2015 exposed the team's design weaknesses and, while these have been mostly rectified on this year's car, the pace compared to the leading three teams just doesn't appear to be there. Making the tyres work and last appears to be their biggest issue - not an easy fix. The first in-season test at Catalunya after the Spanish GP can't come quickly enough for them. Force India, too, have struggled since the first race, but this is mostly due to collision damage and penalties as opposed to true pace. Sergio Perez scored a podium in Russia last time, thanks to Raikkonen & Valtteri Bottas colliding on the final lap, but repeating that feat will be considerably more difficult this time out. Expect Carlos Sainz and Max Verstappen to be solid points scorers, provided that neither encounters any mechanical issues.
Will Hamilton's recovery start this weekend, and end Nico Rosberg's current domination of F1? He's certainly going to be giving it his all: "There is a long, long way to go. As long as I know I have given absolutely everything that is in my physical power and mental abilities, as long as I've given everything, I can never be upset."
"Another 18 races to go, I've still got a great car, I've still got a great team - it's important none of us change anything."

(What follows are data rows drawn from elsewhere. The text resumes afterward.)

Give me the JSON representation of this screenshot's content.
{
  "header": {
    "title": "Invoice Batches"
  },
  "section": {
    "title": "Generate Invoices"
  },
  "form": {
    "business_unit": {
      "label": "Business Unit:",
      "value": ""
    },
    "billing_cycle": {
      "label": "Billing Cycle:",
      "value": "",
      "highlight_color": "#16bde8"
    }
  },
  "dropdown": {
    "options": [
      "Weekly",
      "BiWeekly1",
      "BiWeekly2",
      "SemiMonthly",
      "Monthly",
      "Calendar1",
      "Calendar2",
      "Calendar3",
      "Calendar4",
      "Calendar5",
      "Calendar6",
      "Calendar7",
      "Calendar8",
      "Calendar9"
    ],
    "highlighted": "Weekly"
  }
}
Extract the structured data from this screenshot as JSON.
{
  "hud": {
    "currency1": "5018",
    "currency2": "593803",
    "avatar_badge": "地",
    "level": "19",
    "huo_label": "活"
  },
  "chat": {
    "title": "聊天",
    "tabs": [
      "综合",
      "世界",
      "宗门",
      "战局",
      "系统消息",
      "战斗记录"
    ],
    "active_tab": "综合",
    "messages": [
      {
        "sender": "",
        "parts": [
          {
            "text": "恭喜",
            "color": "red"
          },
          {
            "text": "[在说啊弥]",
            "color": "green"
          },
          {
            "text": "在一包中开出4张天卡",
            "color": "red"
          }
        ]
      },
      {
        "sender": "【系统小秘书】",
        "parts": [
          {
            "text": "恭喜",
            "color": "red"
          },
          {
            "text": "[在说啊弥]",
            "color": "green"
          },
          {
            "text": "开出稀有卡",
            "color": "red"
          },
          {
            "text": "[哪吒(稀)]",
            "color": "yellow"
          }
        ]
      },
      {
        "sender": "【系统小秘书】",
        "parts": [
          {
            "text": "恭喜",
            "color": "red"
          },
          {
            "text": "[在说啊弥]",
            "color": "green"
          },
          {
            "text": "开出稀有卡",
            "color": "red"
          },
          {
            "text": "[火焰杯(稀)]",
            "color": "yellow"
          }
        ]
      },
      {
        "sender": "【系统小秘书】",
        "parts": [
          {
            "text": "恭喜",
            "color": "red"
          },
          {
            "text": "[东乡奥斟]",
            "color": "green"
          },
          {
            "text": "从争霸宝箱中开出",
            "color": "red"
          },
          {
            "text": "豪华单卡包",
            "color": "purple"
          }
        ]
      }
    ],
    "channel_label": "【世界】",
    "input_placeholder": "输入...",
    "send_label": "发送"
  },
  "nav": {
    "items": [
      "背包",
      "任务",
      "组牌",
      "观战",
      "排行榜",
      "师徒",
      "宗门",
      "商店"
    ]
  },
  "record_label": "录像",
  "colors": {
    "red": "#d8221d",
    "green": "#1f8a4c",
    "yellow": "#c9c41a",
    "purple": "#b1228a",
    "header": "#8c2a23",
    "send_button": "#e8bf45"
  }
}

Thomas Maher is the co-founder of Irish motorsport website Formula Spy.com.